[[ Source material open ]]

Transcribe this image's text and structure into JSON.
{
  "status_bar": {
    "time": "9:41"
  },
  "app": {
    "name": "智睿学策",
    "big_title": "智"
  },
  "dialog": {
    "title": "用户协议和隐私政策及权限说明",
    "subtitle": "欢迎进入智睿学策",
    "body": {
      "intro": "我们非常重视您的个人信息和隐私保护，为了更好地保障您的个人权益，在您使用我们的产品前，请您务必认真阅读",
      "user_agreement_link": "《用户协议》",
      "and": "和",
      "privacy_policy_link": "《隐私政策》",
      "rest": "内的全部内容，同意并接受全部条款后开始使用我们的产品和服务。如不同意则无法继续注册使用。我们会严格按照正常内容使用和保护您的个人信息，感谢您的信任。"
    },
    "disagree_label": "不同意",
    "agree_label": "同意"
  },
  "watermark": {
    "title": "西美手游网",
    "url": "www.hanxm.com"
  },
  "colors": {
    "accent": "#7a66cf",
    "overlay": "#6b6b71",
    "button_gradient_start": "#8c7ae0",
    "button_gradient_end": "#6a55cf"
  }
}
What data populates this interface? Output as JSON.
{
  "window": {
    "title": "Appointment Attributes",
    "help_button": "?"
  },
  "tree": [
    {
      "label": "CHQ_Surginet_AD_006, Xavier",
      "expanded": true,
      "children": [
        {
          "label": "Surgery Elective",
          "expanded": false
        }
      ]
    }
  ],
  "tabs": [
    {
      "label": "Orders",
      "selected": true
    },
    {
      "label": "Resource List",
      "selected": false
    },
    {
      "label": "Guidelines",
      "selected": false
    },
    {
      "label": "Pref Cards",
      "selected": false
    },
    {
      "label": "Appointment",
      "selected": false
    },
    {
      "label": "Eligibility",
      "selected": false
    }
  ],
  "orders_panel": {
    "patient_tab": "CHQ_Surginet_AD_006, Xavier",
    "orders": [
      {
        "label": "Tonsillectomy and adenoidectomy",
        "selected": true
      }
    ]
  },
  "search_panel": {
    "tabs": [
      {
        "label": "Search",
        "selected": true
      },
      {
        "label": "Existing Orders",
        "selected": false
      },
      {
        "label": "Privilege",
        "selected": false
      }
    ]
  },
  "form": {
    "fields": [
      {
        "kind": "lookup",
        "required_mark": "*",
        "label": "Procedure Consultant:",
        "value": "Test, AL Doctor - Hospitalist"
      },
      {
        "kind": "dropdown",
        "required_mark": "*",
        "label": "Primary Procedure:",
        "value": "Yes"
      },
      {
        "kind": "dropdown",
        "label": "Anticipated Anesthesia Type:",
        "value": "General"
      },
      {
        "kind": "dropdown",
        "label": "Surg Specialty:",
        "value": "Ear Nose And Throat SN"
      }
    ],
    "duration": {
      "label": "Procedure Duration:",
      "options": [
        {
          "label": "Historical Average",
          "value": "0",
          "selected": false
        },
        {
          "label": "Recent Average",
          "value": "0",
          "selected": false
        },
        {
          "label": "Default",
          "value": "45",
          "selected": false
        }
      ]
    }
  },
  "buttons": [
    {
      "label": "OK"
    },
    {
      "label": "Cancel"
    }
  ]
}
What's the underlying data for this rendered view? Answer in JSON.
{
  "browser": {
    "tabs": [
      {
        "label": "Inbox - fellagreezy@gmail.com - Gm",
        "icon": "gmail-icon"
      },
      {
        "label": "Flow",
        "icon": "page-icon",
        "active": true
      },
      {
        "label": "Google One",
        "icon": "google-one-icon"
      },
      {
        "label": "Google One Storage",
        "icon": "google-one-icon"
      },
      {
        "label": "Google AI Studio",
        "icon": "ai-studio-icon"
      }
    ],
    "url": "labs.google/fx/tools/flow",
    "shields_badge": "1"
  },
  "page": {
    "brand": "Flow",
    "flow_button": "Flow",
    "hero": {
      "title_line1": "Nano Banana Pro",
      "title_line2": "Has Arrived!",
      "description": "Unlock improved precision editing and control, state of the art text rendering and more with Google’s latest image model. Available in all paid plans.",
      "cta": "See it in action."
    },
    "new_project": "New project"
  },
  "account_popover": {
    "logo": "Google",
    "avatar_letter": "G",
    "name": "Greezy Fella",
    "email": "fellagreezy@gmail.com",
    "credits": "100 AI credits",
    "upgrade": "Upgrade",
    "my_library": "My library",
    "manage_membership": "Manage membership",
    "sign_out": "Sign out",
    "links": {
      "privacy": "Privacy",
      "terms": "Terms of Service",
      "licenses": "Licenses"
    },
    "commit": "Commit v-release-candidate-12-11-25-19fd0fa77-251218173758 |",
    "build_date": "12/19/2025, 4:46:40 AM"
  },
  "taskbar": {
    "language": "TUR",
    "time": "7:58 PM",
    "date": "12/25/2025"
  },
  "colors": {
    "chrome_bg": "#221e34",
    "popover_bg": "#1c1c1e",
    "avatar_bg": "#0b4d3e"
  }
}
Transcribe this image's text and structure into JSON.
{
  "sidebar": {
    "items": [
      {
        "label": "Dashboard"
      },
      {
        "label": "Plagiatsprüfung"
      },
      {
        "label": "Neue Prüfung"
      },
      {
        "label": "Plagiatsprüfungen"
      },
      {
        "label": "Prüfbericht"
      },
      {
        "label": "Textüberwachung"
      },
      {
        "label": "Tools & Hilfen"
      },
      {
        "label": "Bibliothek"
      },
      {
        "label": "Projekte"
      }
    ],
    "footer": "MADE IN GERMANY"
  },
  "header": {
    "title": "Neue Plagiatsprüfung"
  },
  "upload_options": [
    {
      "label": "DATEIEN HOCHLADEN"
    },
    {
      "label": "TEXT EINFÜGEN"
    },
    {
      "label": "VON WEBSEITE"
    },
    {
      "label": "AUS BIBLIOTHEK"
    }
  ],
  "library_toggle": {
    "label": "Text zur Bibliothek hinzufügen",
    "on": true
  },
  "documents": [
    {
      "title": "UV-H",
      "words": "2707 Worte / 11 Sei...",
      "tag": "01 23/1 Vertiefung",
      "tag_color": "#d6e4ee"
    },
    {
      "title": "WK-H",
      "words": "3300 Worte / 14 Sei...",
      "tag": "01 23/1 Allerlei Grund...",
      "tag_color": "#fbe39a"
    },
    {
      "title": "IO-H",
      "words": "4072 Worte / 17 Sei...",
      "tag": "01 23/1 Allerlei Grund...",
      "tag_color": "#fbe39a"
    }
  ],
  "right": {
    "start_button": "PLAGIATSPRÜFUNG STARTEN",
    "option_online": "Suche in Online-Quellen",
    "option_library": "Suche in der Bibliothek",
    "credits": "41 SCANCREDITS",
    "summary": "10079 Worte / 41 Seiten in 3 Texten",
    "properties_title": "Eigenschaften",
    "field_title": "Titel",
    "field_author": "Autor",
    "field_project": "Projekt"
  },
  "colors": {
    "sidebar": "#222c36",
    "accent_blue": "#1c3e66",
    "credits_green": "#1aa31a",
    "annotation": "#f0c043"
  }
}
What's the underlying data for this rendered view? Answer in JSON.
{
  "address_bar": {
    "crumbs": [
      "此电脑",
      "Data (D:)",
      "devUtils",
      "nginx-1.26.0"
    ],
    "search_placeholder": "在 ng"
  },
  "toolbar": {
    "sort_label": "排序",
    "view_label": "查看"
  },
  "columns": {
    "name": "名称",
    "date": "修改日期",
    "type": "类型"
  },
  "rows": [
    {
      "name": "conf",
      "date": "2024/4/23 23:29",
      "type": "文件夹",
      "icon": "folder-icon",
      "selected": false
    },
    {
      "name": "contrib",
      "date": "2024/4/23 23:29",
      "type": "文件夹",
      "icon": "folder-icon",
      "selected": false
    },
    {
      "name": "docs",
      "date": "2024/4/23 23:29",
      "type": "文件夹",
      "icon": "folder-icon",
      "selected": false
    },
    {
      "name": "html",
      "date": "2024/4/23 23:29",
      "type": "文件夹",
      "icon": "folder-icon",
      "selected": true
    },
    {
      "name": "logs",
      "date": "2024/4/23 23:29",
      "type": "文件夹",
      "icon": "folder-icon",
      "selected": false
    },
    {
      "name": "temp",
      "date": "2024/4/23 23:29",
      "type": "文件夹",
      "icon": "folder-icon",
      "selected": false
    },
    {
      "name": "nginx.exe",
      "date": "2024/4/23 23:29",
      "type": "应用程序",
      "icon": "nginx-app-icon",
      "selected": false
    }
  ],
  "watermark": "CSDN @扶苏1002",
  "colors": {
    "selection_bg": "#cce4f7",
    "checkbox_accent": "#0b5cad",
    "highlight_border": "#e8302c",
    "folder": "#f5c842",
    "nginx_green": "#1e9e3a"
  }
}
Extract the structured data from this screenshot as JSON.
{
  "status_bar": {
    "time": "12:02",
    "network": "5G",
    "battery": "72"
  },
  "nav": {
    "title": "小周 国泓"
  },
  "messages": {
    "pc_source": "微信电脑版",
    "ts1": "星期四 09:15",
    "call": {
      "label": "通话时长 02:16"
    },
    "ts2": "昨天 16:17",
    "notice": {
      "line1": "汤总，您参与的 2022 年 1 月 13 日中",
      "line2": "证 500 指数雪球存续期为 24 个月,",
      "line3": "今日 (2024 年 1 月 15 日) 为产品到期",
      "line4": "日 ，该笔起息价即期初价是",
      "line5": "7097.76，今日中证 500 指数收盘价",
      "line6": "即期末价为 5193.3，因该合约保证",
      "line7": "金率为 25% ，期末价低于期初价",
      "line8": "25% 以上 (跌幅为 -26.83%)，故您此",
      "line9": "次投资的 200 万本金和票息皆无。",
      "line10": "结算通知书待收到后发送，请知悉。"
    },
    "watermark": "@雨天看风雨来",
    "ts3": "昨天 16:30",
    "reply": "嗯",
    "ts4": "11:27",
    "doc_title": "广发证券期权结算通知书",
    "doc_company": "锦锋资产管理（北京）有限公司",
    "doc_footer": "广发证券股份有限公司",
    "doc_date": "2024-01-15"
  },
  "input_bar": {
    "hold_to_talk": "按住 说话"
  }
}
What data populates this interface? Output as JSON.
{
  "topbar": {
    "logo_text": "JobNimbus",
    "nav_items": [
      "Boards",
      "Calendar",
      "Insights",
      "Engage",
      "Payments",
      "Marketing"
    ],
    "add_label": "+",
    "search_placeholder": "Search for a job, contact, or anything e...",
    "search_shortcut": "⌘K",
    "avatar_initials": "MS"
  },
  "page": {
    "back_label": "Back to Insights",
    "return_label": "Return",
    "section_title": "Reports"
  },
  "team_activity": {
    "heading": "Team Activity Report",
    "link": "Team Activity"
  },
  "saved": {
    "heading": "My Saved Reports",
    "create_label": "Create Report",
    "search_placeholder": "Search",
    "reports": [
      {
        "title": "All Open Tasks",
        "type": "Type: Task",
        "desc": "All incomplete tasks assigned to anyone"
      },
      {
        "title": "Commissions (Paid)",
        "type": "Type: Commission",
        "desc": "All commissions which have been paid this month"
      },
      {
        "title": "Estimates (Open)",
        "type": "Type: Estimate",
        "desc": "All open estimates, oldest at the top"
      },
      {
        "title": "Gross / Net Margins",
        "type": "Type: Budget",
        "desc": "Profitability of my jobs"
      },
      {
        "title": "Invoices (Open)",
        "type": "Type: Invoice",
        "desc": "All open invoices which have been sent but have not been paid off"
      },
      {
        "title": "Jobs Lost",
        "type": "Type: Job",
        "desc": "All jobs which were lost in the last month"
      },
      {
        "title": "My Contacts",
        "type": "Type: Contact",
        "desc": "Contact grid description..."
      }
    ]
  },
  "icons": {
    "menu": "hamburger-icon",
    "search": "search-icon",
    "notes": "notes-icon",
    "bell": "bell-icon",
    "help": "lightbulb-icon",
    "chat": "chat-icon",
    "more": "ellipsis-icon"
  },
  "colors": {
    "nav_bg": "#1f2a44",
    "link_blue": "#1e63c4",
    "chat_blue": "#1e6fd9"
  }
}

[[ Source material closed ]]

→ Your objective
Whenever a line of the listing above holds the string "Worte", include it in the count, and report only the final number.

→ Response below
4